━━━ SUPPLIED DATA ━━━
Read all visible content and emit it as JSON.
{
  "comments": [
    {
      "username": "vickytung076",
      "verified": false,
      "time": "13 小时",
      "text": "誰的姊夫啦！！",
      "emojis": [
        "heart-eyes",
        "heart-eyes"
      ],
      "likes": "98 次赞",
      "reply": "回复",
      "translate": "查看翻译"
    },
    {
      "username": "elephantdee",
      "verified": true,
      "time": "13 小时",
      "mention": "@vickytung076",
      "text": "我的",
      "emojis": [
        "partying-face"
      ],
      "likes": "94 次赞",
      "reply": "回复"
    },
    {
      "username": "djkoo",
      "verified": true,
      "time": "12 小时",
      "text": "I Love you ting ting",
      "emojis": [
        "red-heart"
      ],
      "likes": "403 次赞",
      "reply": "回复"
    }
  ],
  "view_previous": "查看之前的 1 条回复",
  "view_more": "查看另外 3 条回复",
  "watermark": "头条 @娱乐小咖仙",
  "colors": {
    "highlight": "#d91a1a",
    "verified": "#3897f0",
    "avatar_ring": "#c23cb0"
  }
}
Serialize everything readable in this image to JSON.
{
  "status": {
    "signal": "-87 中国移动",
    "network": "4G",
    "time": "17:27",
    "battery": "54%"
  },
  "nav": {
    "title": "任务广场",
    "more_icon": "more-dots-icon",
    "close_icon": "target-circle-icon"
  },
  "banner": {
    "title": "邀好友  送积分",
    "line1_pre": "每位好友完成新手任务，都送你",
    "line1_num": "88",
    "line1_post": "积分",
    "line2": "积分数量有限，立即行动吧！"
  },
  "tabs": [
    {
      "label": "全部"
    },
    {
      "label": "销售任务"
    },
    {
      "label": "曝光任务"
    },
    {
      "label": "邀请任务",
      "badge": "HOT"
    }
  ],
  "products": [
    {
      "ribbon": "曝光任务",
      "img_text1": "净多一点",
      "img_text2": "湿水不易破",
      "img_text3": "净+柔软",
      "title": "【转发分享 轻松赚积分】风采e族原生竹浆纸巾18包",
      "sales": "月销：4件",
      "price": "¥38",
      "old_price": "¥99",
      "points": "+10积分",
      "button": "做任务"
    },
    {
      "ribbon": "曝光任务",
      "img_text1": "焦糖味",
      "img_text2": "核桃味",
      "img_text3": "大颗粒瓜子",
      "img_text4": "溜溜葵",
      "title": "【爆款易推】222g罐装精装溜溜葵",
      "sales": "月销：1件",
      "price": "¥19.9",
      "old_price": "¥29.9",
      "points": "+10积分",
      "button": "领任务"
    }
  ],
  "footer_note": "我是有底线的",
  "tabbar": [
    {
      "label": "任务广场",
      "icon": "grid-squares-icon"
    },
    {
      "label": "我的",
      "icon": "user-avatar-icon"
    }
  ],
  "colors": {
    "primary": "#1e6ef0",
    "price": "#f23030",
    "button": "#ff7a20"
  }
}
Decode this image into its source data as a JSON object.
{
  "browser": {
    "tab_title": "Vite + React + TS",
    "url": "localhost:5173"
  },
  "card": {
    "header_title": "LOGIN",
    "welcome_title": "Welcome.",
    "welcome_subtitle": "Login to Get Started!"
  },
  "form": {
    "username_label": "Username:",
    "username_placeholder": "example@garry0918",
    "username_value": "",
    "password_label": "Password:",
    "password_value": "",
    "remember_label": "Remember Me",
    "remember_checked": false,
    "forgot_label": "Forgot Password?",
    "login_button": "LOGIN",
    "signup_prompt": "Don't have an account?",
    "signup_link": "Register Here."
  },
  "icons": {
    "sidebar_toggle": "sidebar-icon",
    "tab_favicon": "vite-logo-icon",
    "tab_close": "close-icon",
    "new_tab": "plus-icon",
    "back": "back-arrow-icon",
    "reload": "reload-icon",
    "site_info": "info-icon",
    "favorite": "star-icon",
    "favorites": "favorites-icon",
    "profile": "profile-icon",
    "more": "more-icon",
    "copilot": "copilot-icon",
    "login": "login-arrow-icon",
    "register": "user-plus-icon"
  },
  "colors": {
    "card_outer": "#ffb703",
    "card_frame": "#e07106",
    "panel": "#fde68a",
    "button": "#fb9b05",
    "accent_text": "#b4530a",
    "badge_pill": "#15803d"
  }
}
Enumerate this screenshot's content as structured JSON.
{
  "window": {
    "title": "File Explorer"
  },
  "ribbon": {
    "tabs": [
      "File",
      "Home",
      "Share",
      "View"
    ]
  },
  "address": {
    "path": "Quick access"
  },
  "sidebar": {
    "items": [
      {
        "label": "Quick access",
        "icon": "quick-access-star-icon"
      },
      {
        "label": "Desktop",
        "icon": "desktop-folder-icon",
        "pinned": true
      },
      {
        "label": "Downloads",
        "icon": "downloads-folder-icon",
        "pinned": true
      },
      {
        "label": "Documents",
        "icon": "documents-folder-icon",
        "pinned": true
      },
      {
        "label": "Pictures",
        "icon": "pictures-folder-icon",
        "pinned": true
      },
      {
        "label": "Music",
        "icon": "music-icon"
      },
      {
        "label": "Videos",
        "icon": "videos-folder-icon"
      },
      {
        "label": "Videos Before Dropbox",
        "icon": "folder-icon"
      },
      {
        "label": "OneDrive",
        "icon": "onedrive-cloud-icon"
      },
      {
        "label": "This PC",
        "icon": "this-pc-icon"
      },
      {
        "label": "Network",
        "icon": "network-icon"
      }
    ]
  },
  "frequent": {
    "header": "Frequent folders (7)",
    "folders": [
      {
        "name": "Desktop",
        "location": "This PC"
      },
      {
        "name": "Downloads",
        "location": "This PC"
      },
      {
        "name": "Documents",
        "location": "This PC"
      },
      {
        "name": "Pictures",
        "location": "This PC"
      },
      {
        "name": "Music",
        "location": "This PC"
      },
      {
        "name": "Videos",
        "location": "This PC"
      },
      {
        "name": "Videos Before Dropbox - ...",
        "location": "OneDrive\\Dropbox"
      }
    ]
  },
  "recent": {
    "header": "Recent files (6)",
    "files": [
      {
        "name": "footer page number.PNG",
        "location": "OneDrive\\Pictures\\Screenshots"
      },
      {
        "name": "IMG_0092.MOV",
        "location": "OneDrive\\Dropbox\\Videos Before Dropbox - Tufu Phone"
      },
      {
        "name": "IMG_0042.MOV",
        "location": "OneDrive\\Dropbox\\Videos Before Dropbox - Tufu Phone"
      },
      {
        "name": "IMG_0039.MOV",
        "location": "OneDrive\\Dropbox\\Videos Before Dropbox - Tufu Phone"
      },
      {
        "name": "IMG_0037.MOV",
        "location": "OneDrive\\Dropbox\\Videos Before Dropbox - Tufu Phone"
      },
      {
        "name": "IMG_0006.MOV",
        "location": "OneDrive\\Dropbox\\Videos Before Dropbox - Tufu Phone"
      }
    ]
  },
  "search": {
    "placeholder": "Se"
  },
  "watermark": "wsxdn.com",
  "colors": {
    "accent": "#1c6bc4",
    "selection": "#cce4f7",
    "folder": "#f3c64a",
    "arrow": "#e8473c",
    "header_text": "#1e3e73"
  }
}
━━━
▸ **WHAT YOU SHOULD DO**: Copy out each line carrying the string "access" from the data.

▸ **RESPONSE TO THE TASK**:
    "path": "Quick access"
        "label": "Quick access",
        "icon": "quick-access-star-icon"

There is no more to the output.